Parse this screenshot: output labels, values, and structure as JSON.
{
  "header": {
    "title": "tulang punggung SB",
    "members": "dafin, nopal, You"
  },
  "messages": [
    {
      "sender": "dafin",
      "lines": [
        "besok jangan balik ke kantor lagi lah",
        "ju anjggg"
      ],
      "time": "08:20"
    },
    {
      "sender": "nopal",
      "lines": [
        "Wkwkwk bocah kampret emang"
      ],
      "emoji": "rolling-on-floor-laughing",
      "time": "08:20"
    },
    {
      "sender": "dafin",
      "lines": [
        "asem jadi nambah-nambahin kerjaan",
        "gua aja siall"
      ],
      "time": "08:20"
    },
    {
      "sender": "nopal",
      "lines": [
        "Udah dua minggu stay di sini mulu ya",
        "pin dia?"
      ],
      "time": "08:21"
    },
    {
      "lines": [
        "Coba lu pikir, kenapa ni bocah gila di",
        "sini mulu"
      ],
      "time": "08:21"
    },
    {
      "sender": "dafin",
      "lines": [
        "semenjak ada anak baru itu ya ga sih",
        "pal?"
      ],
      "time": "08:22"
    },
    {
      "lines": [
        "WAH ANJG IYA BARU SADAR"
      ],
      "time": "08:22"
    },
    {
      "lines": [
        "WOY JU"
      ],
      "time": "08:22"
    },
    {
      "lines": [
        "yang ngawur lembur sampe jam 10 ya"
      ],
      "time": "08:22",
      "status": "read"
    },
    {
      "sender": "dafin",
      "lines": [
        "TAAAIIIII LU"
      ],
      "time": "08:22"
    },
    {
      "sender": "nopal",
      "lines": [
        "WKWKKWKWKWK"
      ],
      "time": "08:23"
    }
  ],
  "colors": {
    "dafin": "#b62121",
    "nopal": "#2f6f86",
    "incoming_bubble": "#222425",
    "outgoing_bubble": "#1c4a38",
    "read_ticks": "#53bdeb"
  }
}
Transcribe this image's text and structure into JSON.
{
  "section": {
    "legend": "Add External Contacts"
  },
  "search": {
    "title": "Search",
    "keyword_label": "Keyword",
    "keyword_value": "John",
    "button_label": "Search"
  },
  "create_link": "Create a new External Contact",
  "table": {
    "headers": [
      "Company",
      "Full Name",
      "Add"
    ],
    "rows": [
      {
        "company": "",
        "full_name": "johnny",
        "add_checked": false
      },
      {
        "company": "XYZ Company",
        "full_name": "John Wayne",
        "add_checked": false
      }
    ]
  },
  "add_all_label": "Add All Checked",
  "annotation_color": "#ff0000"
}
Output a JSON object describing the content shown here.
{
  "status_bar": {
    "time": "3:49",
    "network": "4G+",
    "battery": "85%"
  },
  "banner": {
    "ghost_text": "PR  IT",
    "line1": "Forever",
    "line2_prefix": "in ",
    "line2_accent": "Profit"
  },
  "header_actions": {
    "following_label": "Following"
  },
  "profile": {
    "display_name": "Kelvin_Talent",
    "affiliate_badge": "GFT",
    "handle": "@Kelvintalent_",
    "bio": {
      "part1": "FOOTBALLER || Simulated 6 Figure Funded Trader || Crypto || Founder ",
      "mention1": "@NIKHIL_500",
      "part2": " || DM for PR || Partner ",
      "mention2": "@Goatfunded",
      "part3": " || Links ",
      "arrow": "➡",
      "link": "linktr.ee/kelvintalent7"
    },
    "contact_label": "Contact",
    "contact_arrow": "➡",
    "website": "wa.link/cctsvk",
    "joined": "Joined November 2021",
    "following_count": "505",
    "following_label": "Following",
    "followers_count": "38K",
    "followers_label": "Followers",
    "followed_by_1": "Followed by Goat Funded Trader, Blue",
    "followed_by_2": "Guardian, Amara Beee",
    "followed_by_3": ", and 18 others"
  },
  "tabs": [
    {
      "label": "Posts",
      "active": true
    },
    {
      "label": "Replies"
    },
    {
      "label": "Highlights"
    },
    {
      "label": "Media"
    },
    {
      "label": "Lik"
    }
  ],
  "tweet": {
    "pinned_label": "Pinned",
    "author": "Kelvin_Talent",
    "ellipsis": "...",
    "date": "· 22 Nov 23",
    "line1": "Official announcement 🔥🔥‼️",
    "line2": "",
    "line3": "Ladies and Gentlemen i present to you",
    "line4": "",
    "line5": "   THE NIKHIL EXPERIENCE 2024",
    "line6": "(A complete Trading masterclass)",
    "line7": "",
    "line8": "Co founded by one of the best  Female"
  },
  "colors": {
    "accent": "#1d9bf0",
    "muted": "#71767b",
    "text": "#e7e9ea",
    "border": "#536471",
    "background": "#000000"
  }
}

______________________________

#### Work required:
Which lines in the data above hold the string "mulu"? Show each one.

#### Response for this exercise:
        "Udah dua minggu stay di sini mulu ya",
        "sini mulu"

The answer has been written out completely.